“Why's that then?” inquired Stanley, his eyes growing bigger and rounder and his ears pricking up.
“People round 'ere are scared of 'im. They reckon old Cake has something of the night about him. Came to this village to try and settle down with a cozy little business and get rid of 'is nasty habits but found that he just couldn't shake it. Just can't help himself.”
“I'm so sorry, Mr. Flynn, sir, I just don't know what you're saying!” admitted Stanley.
“The man's a werewolf, lad. A creature of the night. Call it what yer want.”
“Do you mean â¦ are you talking about â¦ (he struggled to remember the word) â¦
? The transformation of man into wolf under a full moon?” (Stanley was a mine of information on this subject. Back home he had read every book he could find, and he thought he knew all there was to know about werewolves.)

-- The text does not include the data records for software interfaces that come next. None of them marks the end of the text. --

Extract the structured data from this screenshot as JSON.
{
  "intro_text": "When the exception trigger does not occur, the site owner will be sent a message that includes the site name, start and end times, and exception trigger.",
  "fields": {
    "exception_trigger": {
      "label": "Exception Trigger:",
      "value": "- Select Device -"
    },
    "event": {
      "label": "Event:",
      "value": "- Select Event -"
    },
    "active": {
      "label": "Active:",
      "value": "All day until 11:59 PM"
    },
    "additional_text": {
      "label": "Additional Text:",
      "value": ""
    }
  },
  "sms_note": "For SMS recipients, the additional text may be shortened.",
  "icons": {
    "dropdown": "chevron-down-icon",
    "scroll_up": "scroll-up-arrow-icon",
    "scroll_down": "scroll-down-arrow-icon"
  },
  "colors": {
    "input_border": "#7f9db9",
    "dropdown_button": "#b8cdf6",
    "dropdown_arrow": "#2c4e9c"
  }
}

“Don't believe everything you read in books, lad. Books is bad for you.”
“What do you mean?”
“Tain't nothin' to do with full moons, lad. You been readin' too many fairy tales. Werewolves is brought on by nightfall. As sure as night follows day, that thing will prowl these moors and stalk this town, full moon or not.”
A grisly-looking landlord plunked another mug of ale on the table.

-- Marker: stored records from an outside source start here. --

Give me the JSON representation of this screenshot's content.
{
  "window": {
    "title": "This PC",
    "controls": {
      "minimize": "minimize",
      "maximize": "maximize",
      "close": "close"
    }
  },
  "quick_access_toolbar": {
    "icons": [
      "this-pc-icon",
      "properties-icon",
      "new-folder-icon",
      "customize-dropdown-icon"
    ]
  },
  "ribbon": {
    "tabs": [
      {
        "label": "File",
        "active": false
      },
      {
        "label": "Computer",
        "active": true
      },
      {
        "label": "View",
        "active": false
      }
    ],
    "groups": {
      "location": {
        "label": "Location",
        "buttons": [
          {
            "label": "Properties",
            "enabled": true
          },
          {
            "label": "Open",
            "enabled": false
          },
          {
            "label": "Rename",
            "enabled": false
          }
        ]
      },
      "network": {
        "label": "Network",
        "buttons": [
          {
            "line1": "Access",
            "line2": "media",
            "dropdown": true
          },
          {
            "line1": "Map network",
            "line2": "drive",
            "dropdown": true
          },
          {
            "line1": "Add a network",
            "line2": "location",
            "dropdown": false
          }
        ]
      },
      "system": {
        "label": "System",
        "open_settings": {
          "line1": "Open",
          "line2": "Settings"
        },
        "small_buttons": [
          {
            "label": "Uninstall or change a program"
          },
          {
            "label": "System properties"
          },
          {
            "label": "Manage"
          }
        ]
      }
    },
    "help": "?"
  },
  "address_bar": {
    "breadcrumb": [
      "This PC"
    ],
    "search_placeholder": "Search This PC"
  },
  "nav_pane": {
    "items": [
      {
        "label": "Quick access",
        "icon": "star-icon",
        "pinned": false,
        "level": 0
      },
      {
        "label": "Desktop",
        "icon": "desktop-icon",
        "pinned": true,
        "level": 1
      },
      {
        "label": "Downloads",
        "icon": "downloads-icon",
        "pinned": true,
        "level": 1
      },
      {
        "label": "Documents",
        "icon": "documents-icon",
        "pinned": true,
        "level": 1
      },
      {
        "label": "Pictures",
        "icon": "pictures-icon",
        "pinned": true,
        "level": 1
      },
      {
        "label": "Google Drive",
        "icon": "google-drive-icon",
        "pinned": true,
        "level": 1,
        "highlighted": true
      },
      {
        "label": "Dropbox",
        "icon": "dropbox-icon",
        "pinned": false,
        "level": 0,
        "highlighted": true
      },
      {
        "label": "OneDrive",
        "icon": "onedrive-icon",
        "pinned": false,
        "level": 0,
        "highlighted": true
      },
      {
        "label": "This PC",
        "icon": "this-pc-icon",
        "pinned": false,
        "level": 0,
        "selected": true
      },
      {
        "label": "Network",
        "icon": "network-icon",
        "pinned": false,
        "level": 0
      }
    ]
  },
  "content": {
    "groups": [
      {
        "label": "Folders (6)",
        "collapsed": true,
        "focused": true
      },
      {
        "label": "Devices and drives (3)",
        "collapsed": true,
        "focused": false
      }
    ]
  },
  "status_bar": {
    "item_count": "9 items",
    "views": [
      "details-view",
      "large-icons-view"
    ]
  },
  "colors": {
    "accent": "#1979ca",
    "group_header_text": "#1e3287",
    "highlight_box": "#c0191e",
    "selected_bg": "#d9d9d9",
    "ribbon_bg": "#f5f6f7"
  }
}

“In certain parts and places they are what darkness brings,” Flynn added. “I'm afraid, young man, that
is one of those places. Ain't yer seen those hairy arms with hands like shovels hung on the end? Ain't yer seen those eyes? That ain't normal.
“One minute he's a little old man with a bad back and a stiff leg, and in the next breath, he's down on all fours, racing through the night with teeth like razors.”

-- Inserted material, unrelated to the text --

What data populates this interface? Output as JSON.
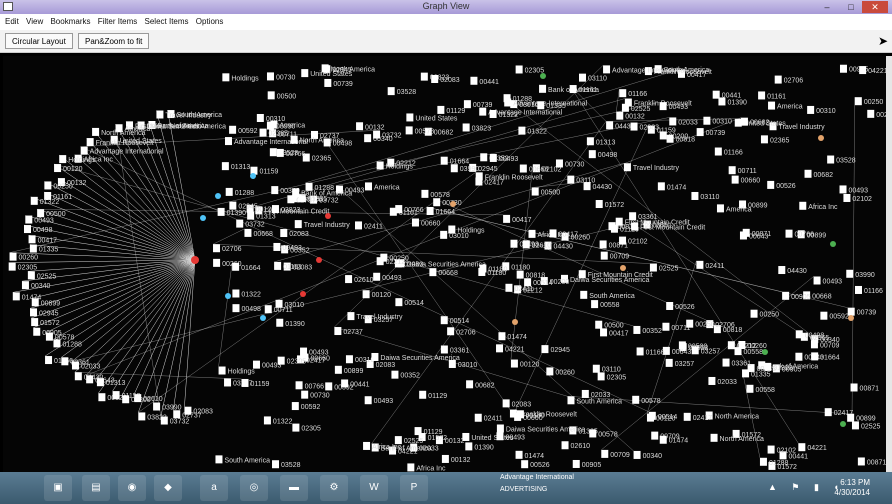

“How could you know all this?” asked Stanley, a huge lump in his throat. Although he found the story ridiculous, it somehow made sense of the things that troubled him. The emptying of the streets at sunset. The people in the watchtowers.
And of course, the grim death of poor old Admiral Swift.
“Tell you how, lad. 'Cos I seen it with my own eyes, that's how. You see that wrecked-up old boat on that there beach? That belonged to the biggest band of crooked rotten scoundrels that ever lived.
“Pirates, they was. Every last one of 'em. Came ashore late one night two years ago, drunk as newts, staggering about in the village square. Until they met old William Cake, deep in the middle of one of his funny turns. Bent double, full of hair with huge claws and saliva dribbling down his chin in a fevered hunger. Polished off the lot of 'em, he did. Well â¦ all apart from one, anyway.”
“Who was that?” inquired Stanley, his throat dry.
“Me!” said Flynn. He pulled up his shirt cuffs. A deep scar ran around both of his wrists.
“Had to have these sewn back on,” he continued. “Took âem clean off, he did. I'm lucky to be alive.”
By now Stanley was shaking at the knees. “You, you're â¦ a pirate, and he's some kind of werewolf, you say.”
“Keep yer voice down, young 'un. The likes o' me ain't too popular round 'ere. They'll have me off this island before you can say crab soup, and I got plans to stay.”
“How do I know you're telling the truth?” asked Stanley, whispering.
Flynn's eyes sharpened and his nostrils flared. His face came closer again. Stanley
moved backward a little, wishing he hadn't opened his mouth.
“Don't just take my word for it, lad. Look around you. There's an awful lot o' clues about. This place is empty at night for a start. Nobody wants to stagger home drunk when there's wolves about. Don't tell me you haven't noticed that bell ringing at dusk, the streets clearing, the villagers in the lookout posts. Ain't yer seen all those sheep carcasses out on the moor? They weren't eaten by wild rabbits, y'know. There's a lady in the village, claims she shot a wolf one night, wandering about in the square. Next morning Cake was limping about like an old woman.
“And why do you think all the dogs have got missing legs? They're the ones that got away!”
Just then Silver sniffed at Stanley's leg under the table and touched him with a cold wet nose. Stanley jumped so far he fell backward onto the floor. He made his excuses and left the inn. “Thank you, Mr. Flynn,” he said. “I'll see you again maybe.”